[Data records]

※ ※ ※

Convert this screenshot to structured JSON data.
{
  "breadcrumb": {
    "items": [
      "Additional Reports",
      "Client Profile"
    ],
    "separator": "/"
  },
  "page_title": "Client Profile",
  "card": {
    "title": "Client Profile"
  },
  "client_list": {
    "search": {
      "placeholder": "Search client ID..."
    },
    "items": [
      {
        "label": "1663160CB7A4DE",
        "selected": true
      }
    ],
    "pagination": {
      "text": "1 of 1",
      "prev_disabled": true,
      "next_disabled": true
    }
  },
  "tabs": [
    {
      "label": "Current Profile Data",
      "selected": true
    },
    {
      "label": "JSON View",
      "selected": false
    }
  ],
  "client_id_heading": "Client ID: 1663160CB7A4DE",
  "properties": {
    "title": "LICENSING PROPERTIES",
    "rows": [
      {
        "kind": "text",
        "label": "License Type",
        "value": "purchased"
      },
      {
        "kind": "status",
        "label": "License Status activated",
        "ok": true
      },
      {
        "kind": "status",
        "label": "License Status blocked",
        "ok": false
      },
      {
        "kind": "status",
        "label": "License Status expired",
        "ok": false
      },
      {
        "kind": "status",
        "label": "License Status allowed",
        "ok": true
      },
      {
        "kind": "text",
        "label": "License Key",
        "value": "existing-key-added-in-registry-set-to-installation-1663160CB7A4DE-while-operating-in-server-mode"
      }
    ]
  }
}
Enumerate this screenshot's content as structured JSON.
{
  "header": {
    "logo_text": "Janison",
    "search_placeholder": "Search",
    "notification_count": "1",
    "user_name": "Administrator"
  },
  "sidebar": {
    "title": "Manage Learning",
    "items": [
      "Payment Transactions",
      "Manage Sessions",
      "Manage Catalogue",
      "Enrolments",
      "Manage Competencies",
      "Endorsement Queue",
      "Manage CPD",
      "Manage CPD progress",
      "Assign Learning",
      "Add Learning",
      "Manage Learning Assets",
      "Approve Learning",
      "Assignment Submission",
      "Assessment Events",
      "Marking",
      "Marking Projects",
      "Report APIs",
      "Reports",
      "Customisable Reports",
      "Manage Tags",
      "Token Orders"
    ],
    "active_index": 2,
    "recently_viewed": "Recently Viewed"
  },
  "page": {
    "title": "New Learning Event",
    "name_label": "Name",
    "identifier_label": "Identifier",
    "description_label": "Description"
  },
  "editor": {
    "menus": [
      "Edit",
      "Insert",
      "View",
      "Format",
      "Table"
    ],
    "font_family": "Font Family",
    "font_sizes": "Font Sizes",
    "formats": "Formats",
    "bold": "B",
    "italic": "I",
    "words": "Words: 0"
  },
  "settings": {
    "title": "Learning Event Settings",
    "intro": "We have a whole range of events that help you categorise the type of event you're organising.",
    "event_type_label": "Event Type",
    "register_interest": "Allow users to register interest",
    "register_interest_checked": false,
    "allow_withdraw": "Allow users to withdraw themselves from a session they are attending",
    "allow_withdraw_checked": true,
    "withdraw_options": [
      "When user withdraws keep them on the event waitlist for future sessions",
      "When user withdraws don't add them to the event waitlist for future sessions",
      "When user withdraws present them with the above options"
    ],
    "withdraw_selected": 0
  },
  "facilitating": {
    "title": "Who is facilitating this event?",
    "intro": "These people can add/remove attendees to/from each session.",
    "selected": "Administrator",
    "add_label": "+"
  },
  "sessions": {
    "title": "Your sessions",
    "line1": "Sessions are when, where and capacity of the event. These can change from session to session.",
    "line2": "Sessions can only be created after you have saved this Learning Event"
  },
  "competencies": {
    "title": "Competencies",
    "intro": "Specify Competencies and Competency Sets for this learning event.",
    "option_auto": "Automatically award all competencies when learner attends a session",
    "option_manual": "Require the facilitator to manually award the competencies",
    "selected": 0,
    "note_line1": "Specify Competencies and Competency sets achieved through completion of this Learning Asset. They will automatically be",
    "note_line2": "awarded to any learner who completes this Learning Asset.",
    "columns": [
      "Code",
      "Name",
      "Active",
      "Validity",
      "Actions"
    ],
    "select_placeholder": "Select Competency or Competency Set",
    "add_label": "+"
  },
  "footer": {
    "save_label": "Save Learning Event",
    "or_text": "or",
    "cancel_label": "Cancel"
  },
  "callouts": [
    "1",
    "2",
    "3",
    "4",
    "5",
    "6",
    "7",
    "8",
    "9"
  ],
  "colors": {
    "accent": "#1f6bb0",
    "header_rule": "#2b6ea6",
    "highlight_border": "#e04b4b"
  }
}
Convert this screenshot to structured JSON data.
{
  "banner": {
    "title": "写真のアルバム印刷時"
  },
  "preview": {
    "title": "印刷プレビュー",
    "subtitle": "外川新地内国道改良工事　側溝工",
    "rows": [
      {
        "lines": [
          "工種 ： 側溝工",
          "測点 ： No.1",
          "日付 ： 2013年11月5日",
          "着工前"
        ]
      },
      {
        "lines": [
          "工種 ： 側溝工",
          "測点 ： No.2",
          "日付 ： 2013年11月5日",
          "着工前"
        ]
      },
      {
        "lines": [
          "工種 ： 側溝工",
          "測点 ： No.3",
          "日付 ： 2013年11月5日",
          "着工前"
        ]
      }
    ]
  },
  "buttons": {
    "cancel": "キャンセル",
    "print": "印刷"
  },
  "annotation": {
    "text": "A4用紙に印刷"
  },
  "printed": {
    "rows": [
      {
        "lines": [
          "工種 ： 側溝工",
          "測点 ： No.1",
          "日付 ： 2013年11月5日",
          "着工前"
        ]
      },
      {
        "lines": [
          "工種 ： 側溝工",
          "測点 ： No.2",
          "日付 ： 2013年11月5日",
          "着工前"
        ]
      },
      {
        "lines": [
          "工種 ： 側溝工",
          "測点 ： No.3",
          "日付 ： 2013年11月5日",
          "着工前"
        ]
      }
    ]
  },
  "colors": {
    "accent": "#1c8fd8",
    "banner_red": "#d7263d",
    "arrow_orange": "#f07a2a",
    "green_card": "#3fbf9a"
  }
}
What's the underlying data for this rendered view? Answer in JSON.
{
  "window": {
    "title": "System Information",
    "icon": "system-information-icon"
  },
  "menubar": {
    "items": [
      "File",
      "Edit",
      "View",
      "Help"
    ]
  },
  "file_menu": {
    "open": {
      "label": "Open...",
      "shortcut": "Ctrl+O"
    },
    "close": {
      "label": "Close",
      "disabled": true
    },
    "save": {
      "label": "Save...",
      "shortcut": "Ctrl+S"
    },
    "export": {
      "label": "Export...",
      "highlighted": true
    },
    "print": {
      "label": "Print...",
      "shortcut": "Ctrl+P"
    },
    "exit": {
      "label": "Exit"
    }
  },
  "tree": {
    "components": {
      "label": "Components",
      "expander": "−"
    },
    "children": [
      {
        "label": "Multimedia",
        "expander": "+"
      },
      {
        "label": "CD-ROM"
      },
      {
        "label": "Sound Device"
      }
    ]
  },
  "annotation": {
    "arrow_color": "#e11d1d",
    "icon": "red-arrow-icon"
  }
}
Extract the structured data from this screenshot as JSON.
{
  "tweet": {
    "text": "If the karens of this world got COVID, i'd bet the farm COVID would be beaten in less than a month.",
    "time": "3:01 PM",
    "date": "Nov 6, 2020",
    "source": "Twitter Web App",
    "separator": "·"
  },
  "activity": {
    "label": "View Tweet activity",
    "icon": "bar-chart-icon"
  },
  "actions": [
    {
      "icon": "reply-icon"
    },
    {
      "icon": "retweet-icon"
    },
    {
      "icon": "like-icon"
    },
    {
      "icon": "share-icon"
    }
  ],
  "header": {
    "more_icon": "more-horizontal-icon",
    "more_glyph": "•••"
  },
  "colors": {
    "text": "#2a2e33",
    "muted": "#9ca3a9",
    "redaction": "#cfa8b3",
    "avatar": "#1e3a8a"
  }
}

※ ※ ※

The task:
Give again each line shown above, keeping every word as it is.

Solution for this exercise:
Convert this screenshot to structured JSON data.
{
  "breadcrumb": {
    "items": [
      "Additional Reports",
      "Client Profile"
    ],
    "separator": "/"
  },
  "page_title": "Client Profile",
  "card": {
    "title": "Client Profile"
  },
  "client_list": {
    "search": {
      "placeholder": "Search client ID..."
    },
    "items": [
      {
        "label": "1663160CB7A4DE",
        "selected": true
      }
    ],
    "pagination": {
      "text": "1 of 1",
      "prev_disabled": true,
      "next_disabled": true
    }
  },
  "tabs": [
    {
      "label": "Current Profile Data",
      "selected": true
    },
    {
      "label": "JSON View",
      "selected": false
    }
  ],
  "client_id_heading": "Client ID: 1663160CB7A4DE",
  "properties": {
    "title": "LICENSING PROPERTIES",
    "rows": [
      {
        "kind": "text",
        "label": "License Type",
        "value": "purchased"
      },
      {
        "kind": "status",
        "label": "License Status activated",
        "ok": true
      },
      {
        "kind": "status",
        "label": "License Status blocked",
        "ok": false
      },
      {
        "kind": "status",
        "label": "License Status expired",
        "ok": false
      },
      {
        "kind": "status",
        "label": "License Status allowed",
        "ok": true
      },
      {
        "kind": "text",
        "label": "License Key",
        "value": "existing-key-added-in-registry-set-to-installation-1663160CB7A4DE-while-operating-in-server-mode"
      }
    ]
  }
}
Enumerate this screenshot's content as structured JSON.
{
  "header": {
    "logo_text": "Janison",
    "search_placeholder": "Search",
    "notification_count": "1",
    "user_name": "Administrator"
  },
  "sidebar": {
    "title": "Manage Learning",
    "items": [
      "Payment Transactions",
      "Manage Sessions",
      "Manage Catalogue",
      "Enrolments",
      "Manage Competencies",
      "Endorsement Queue",
      "Manage CPD",
      "Manage CPD progress",
      "Assign Learning",
      "Add Learning",
      "Manage Learning Assets",
      "Approve Learning",
      "Assignment Submission",
      "Assessment Events",
      "Marking",
      "Marking Projects",
      "Report APIs",
      "Reports",
      "Customisable Reports",
      "Manage Tags",
      "Token Orders"
    ],
    "active_index": 2,
    "recently_viewed": "Recently Viewed"
  },
  "page": {
    "title": "New Learning Event",
    "name_label": "Name",
    "identifier_label": "Identifier",
    "description_label": "Description"
  },
  "editor": {
    "menus": [
      "Edit",
      "Insert",
      "View",
      "Format",
      "Table"
    ],
    "font_family": "Font Family",
    "font_sizes": "Font Sizes",
    "formats": "Formats",
    "bold": "B",
    "italic": "I",
    "words": "Words: 0"
  },
  "settings": {
    "title": "Learning Event Settings",
    "intro": "We have a whole range of events that help you categorise the type of event you're organising.",
    "event_type_label": "Event Type",
    "register_interest": "Allow users to register interest",
    "register_interest_checked": false,
    "allow_withdraw": "Allow users to withdraw themselves from a session they are attending",
    "allow_withdraw_checked": true,
    "withdraw_options": [
      "When user withdraws keep them on the event waitlist for future sessions",
      "When user withdraws don't add them to the event waitlist for future sessions",
      "When user withdraws present them with the above options"
    ],
    "withdraw_selected": 0
  },
  "facilitating": {
    "title": "Who is facilitating this event?",
    "intro": "These people can add/remove attendees to/from each session.",
    "selected": "Administrator",
    "add_label": "+"
  },
  "sessions": {
    "title": "Your sessions",
    "line1": "Sessions are when, where and capacity of the event. These can change from session to session.",
    "line2": "Sessions can only be created after you have saved this Learning Event"
  },
  "competencies": {
    "title": "Competencies",
    "intro": "Specify Competencies and Competency Sets for this learning event.",
    "option_auto": "Automatically award all competencies when learner attends a session",
    "option_manual": "Require the facilitator to manually award the competencies",
    "selected": 0,
    "note_line1": "Specify Competencies and Competency sets achieved through completion of this Learning Asset. They will automatically be",
    "note_line2": "awarded to any learner who completes this Learning Asset.",
    "columns": [
      "Code",
      "Name",
      "Active",
      "Validity",
      "Actions"
    ],
    "select_placeholder": "Select Competency or Competency Set",
    "add_label": "+"
  },
  "footer": {
    "save_label": "Save Learning Event",
    "or_text": "or",
    "cancel_label": "Cancel"
  },
  "callouts": [
    "1",
    "2",
    "3",
    "4",
    "5",
    "6",
    "7",
    "8",
    "9"
  ],
  "colors": {
    "accent": "#1f6bb0",
    "header_rule": "#2b6ea6",
    "highlight_border": "#e04b4b"
  }
}
Convert this screenshot to structured JSON data.
{
  "banner": {
    "title": "写真のアルバム印刷時"
  },
  "preview": {
    "title": "印刷プレビュー",
    "subtitle": "外川新地内国道改良工事　側溝工",
    "rows": [
      {
        "lines": [
          "工種 ： 側溝工",
          "測点 ： No.1",
          "日付 ： 2013年11月5日",
          "着工前"
        ]
      },
      {
        "lines": [
          "工種 ： 側溝工",
          "測点 ： No.2",
          "日付 ： 2013年11月5日",
          "着工前"
        ]
      },
      {
        "lines": [
          "工種 ： 側溝工",
          "測点 ： No.3",
          "日付 ： 2013年11月5日",
          "着工前"
        ]
      }
    ]
  },
  "buttons": {
    "cancel": "キャンセル",
    "print": "印刷"
  },
  "annotation": {
    "text": "A4用紙に印刷"
  },
  "printed": {
    "rows": [
      {
        "lines": [
          "工種 ： 側溝工",
          "測点 ： No.1",
          "日付 ： 2013年11月5日",
          "着工前"
        ]
      },
      {
        "lines": [
          "工種 ： 側溝工",
          "測点 ： No.2",
          "日付 ： 2013年11月5日",
          "着工前"
        ]
      },
      {
        "lines": [
          "工種 ： 側溝工",
          "測点 ： No.3",
          "日付 ： 2013年11月5日",
          "着工前"
        ]
      }
    ]
  },
  "colors": {
    "accent": "#1c8fd8",
    "banner_red": "#d7263d",
    "arrow_orange": "#f07a2a",
    "green_card": "#3fbf9a"
  }
}
What's the underlying data for this rendered view? Answer in JSON.
{
  "window": {
    "title": "System Information",
    "icon": "system-information-icon"
  },
  "menubar": {
    "items": [
      "File",
      "Edit",
      "View",
      "Help"
    ]
  },
  "file_menu": {
    "open": {
      "label": "Open...",
      "shortcut": "Ctrl+O"
    },
    "close": {
      "label": "Close",
      "disabled": true
    },
    "save": {
      "label": "Save...",
      "shortcut": "Ctrl+S"
    },
    "export": {
      "label": "Export...",
      "highlighted": true
    },
    "print": {
      "label": "Print...",
      "shortcut": "Ctrl+P"
    },
    "exit": {
      "label": "Exit"
    }
  },
  "tree": {
    "components": {
      "label": "Components",
      "expander": "−"
    },
    "children": [
      {
        "label": "Multimedia",
        "expander": "+"
      },
      {
        "label": "CD-ROM"
      },
      {
        "label": "Sound Device"
      }
    ]
  },
  "annotation": {
    "arrow_color": "#e11d1d",
    "icon": "red-arrow-icon"
  }
}
Extract the structured data from this screenshot as JSON.
{
  "tweet": {
    "text": "If the karens of this world got COVID, i'd bet the farm COVID would be beaten in less than a month.",
    "time": "3:01 PM",
    "date": "Nov 6, 2020",
    "source": "Twitter Web App",
    "separator": "·"
  },
  "activity": {
    "label": "View Tweet activity",
    "icon": "bar-chart-icon"
  },
  "actions": [
    {
      "icon": "reply-icon"
    },
    {
      "icon": "retweet-icon"
    },
    {
      "icon": "like-icon"
    },
    {
      "icon": "share-icon"
    }
  ],
  "header": {
    "more_icon": "more-horizontal-icon",
    "more_glyph": "•••"
  },
  "colors": {
    "text": "#2a2e33",
    "muted": "#9ca3a9",
    "redaction": "#cfa8b3",
    "avatar": "#1e3a8a"
  }
}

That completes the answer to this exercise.